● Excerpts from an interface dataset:
-*-*-
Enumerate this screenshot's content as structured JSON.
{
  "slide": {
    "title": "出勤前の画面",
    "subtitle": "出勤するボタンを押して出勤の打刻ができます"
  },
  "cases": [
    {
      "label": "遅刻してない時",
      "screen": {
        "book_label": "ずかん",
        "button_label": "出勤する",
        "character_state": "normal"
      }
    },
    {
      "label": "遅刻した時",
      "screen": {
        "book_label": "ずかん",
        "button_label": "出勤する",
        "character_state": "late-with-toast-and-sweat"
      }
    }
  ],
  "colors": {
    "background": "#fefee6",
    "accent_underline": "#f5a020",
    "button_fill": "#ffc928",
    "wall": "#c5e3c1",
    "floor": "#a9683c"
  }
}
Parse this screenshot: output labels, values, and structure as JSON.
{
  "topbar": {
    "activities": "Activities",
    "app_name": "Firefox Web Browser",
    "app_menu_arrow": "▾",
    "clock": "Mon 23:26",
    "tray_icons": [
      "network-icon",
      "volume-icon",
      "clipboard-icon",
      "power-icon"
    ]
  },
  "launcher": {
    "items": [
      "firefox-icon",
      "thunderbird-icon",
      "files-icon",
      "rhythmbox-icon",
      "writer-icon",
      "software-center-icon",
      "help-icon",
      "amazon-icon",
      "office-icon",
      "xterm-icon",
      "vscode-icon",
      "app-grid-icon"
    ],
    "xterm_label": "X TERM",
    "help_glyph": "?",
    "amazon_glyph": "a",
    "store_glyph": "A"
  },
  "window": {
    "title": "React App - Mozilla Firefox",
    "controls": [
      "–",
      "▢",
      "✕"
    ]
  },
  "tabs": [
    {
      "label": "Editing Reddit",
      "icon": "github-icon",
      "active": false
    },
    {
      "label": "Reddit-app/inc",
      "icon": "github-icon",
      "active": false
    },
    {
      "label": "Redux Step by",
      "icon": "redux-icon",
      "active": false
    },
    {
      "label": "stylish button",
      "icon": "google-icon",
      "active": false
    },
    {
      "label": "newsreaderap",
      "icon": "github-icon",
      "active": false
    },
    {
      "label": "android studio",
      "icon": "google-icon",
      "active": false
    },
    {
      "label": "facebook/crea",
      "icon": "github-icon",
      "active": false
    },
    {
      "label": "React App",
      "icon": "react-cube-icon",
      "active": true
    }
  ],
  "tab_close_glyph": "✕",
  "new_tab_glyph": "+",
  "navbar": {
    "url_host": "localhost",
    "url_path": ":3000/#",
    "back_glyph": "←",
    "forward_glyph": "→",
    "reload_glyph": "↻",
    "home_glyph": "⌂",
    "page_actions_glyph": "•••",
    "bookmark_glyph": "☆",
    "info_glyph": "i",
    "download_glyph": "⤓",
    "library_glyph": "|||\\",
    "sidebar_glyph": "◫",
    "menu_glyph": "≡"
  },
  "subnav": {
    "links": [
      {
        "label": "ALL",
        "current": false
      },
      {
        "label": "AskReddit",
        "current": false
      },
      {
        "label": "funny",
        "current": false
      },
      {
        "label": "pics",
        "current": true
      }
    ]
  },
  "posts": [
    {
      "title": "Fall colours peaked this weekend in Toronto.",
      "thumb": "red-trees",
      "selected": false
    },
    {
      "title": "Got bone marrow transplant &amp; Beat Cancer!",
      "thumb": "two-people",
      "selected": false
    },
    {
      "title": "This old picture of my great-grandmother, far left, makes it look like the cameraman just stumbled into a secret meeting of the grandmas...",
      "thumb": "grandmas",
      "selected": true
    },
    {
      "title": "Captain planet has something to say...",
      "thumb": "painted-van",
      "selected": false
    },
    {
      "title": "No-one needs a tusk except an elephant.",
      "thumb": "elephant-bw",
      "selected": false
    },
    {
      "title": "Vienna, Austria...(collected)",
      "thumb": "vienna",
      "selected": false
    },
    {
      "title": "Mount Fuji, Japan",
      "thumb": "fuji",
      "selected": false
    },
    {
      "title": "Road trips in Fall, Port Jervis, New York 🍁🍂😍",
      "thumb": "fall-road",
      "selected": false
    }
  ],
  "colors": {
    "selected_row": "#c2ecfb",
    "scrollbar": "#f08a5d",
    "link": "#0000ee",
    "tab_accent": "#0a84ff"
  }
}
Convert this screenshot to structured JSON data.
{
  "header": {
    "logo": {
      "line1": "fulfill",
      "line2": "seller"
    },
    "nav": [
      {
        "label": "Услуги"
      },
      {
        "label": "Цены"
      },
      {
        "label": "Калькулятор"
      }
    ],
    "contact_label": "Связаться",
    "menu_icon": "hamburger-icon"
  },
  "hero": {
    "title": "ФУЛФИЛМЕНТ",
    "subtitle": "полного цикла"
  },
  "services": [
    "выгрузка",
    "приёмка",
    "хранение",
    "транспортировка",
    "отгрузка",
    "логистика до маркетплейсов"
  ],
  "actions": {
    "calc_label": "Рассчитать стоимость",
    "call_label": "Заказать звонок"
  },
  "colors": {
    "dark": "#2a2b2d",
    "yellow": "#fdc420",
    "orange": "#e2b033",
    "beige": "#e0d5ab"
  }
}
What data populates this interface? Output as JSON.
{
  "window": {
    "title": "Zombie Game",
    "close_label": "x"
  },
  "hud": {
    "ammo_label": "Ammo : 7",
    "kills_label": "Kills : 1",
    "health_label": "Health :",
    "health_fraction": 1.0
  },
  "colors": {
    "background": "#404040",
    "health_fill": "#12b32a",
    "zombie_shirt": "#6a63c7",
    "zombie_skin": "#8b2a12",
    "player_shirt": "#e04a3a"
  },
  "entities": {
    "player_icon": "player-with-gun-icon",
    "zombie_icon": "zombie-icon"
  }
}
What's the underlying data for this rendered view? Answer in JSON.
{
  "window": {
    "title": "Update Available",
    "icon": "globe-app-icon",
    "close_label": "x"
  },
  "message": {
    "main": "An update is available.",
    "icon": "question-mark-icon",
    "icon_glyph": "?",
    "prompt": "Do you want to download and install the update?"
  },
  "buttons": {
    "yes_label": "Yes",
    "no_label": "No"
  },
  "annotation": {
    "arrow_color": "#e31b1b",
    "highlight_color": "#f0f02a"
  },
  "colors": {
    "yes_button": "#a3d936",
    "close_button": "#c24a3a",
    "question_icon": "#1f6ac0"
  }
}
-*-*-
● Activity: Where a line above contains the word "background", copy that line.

● Output for this exercise:
    "background": "#fefee6",
    "background": "#404040",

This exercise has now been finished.